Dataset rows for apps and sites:
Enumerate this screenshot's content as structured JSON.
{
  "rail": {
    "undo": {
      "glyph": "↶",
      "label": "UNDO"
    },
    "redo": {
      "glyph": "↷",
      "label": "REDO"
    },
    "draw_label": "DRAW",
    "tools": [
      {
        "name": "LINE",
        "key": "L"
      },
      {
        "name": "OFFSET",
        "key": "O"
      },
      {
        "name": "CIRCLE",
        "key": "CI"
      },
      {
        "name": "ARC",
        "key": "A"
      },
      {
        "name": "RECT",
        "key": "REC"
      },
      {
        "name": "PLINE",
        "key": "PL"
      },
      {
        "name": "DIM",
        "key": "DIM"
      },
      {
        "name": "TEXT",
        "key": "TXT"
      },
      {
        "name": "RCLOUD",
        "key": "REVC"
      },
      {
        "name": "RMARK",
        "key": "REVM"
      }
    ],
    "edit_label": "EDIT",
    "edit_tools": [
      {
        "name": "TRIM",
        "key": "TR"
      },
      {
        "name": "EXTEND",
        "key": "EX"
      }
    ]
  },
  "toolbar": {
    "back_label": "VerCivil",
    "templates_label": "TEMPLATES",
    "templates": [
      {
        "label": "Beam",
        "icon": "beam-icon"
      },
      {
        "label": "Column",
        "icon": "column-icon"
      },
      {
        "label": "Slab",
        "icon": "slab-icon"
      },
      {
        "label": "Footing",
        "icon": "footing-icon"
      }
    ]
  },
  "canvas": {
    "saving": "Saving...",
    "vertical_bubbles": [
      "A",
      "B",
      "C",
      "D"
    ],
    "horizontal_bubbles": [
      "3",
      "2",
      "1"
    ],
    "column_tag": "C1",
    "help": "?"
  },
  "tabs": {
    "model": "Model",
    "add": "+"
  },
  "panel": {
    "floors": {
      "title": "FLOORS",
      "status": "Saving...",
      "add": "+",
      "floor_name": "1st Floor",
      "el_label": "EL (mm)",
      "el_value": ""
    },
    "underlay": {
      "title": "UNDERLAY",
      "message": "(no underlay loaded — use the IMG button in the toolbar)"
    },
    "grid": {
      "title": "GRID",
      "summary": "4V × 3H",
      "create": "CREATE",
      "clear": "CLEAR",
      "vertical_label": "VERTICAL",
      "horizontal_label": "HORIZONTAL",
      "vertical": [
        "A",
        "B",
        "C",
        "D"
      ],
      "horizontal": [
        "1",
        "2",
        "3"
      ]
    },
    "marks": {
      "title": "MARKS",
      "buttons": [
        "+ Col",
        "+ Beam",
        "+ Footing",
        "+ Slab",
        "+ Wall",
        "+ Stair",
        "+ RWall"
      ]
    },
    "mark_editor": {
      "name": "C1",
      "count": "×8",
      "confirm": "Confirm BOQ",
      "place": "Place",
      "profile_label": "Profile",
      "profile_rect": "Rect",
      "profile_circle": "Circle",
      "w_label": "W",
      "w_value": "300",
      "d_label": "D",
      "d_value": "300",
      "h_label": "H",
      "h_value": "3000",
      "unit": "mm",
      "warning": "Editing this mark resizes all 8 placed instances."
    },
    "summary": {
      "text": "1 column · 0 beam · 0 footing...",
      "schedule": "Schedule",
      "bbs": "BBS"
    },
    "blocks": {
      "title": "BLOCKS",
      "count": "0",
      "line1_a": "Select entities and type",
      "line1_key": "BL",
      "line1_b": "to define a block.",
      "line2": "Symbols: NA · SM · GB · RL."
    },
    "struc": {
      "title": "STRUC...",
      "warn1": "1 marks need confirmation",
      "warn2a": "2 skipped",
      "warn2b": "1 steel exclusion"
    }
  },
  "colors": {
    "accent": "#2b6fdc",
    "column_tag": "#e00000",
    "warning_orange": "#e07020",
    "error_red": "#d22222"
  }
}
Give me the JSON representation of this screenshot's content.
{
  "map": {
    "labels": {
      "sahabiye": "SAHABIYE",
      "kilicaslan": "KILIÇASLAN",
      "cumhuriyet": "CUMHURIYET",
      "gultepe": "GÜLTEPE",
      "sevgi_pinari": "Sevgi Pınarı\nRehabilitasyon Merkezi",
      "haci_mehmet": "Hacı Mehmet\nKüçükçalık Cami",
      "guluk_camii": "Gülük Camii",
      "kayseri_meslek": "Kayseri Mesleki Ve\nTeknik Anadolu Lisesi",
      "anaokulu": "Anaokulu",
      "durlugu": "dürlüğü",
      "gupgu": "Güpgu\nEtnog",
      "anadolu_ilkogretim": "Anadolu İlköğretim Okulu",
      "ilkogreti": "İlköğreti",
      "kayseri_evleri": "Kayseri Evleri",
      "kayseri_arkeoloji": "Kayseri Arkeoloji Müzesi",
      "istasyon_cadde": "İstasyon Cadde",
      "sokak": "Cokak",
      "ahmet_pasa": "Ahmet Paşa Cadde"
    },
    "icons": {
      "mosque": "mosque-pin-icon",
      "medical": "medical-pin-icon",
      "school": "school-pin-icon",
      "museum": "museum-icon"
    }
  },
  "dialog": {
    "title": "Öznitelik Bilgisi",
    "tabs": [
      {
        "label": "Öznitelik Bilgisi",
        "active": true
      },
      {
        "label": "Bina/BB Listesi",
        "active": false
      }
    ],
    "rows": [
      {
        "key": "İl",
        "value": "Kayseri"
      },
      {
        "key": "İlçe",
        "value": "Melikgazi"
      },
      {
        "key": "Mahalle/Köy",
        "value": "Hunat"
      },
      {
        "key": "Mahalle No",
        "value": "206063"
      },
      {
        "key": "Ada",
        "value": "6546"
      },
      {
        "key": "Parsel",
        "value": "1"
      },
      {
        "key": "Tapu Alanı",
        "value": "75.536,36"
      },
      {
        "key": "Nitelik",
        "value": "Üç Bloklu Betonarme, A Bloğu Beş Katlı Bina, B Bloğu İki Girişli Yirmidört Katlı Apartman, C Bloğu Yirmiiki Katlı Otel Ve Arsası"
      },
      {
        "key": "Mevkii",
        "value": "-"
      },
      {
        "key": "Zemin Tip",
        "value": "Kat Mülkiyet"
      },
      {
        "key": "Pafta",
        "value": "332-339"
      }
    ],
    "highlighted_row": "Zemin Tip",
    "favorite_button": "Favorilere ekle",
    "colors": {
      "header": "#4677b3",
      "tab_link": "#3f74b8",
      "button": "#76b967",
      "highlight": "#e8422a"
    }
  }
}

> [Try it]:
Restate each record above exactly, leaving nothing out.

> [Task result]:
Enumerate this screenshot's content as structured JSON.
{
  "rail": {
    "undo": {
      "glyph": "↶",
      "label": "UNDO"
    },
    "redo": {
      "glyph": "↷",
      "label": "REDO"
    },
    "draw_label": "DRAW",
    "tools": [
      {
        "name": "LINE",
        "key": "L"
      },
      {
        "name": "OFFSET",
        "key": "O"
      },
      {
        "name": "CIRCLE",
        "key": "CI"
      },
      {
        "name": "ARC",
        "key": "A"
      },
      {
        "name": "RECT",
        "key": "REC"
      },
      {
        "name": "PLINE",
        "key": "PL"
      },
      {
        "name": "DIM",
        "key": "DIM"
      },
      {
        "name": "TEXT",
        "key": "TXT"
      },
      {
        "name": "RCLOUD",
        "key": "REVC"
      },
      {
        "name": "RMARK",
        "key": "REVM"
      }
    ],
    "edit_label": "EDIT",
    "edit_tools": [
      {
        "name": "TRIM",
        "key": "TR"
      },
      {
        "name": "EXTEND",
        "key": "EX"
      }
    ]
  },
  "toolbar": {
    "back_label": "VerCivil",
    "templates_label": "TEMPLATES",
    "templates": [
      {
        "label": "Beam",
        "icon": "beam-icon"
      },
      {
        "label": "Column",
        "icon": "column-icon"
      },
      {
        "label": "Slab",
        "icon": "slab-icon"
      },
      {
        "label": "Footing",
        "icon": "footing-icon"
      }
    ]
  },
  "canvas": {
    "saving": "Saving...",
    "vertical_bubbles": [
      "A",
      "B",
      "C",
      "D"
    ],
    "horizontal_bubbles": [
      "3",
      "2",
      "1"
    ],
    "column_tag": "C1",
    "help": "?"
  },
  "tabs": {
    "model": "Model",
    "add": "+"
  },
  "panel": {
    "floors": {
      "title": "FLOORS",
      "status": "Saving...",
      "add": "+",
      "floor_name": "1st Floor",
      "el_label": "EL (mm)",
      "el_value": ""
    },
    "underlay": {
      "title": "UNDERLAY",
      "message": "(no underlay loaded — use the IMG button in the toolbar)"
    },
    "grid": {
      "title": "GRID",
      "summary": "4V × 3H",
      "create": "CREATE",
      "clear": "CLEAR",
      "vertical_label": "VERTICAL",
      "horizontal_label": "HORIZONTAL",
      "vertical": [
        "A",
        "B",
        "C",
        "D"
      ],
      "horizontal": [
        "1",
        "2",
        "3"
      ]
    },
    "marks": {
      "title": "MARKS",
      "buttons": [
        "+ Col",
        "+ Beam",
        "+ Footing",
        "+ Slab",
        "+ Wall",
        "+ Stair",
        "+ RWall"
      ]
    },
    "mark_editor": {
      "name": "C1",
      "count": "×8",
      "confirm": "Confirm BOQ",
      "place": "Place",
      "profile_label": "Profile",
      "profile_rect": "Rect",
      "profile_circle": "Circle",
      "w_label": "W",
      "w_value": "300",
      "d_label": "D",
      "d_value": "300",
      "h_label": "H",
      "h_value": "3000",
      "unit": "mm",
      "warning": "Editing this mark resizes all 8 placed instances."
    },
    "summary": {
      "text": "1 column · 0 beam · 0 footing...",
      "schedule": "Schedule",
      "bbs": "BBS"
    },
    "blocks": {
      "title": "BLOCKS",
      "count": "0",
      "line1_a": "Select entities and type",
      "line1_key": "BL",
      "line1_b": "to define a block.",
      "line2": "Symbols: NA · SM · GB · RL."
    },
    "struc": {
      "title": "STRUC...",
      "warn1": "1 marks need confirmation",
      "warn2a": "2 skipped",
      "warn2b": "1 steel exclusion"
    }
  },
  "colors": {
    "accent": "#2b6fdc",
    "column_tag": "#e00000",
    "warning_orange": "#e07020",
    "error_red": "#d22222"
  }
}
Give me the JSON representation of this screenshot's content.
{
  "map": {
    "labels": {
      "sahabiye": "SAHABIYE",
      "kilicaslan": "KILIÇASLAN",
      "cumhuriyet": "CUMHURIYET",
      "gultepe": "GÜLTEPE",
      "sevgi_pinari": "Sevgi Pınarı\nRehabilitasyon Merkezi",
      "haci_mehmet": "Hacı Mehmet\nKüçükçalık Cami",
      "guluk_camii": "Gülük Camii",
      "kayseri_meslek": "Kayseri Mesleki Ve\nTeknik Anadolu Lisesi",
      "anaokulu": "Anaokulu",
      "durlugu": "dürlüğü",
      "gupgu": "Güpgu\nEtnog",
      "anadolu_ilkogretim": "Anadolu İlköğretim Okulu",
      "ilkogreti": "İlköğreti",
      "kayseri_evleri": "Kayseri Evleri",
      "kayseri_arkeoloji": "Kayseri Arkeoloji Müzesi",
      "istasyon_cadde": "İstasyon Cadde",
      "sokak": "Cokak",
      "ahmet_pasa": "Ahmet Paşa Cadde"
    },
    "icons": {
      "mosque": "mosque-pin-icon",
      "medical": "medical-pin-icon",
      "school": "school-pin-icon",
      "museum": "museum-icon"
    }
  },
  "dialog": {
    "title": "Öznitelik Bilgisi",
    "tabs": [
      {
        "label": "Öznitelik Bilgisi",
        "active": true
      },
      {
        "label": "Bina/BB Listesi",
        "active": false
      }
    ],
    "rows": [
      {
        "key": "İl",
        "value": "Kayseri"
      },
      {
        "key": "İlçe",
        "value": "Melikgazi"
      },
      {
        "key": "Mahalle/Köy",
        "value": "Hunat"
      },
      {
        "key": "Mahalle No",
        "value": "206063"
      },
      {
        "key": "Ada",
        "value": "6546"
      },
      {
        "key": "Parsel",
        "value": "1"
      },
      {
        "key": "Tapu Alanı",
        "value": "75.536,36"
      },
      {
        "key": "Nitelik",
        "value": "Üç Bloklu Betonarme, A Bloğu Beş Katlı Bina, B Bloğu İki Girişli Yirmidört Katlı Apartman, C Bloğu Yirmiiki Katlı Otel Ve Arsası"
      },
      {
        "key": "Mevkii",
        "value": "-"
      },
      {
        "key": "Zemin Tip",
        "value": "Kat Mülkiyet"
      },
      {
        "key": "Pafta",
        "value": "332-339"
      }
    ],
    "highlighted_row": "Zemin Tip",
    "favorite_button": "Favorilere ekle",
    "colors": {
      "header": "#4677b3",
      "tab_link": "#3f74b8",
      "button": "#76b967",
      "highlight": "#e8422a"
    }
  }
}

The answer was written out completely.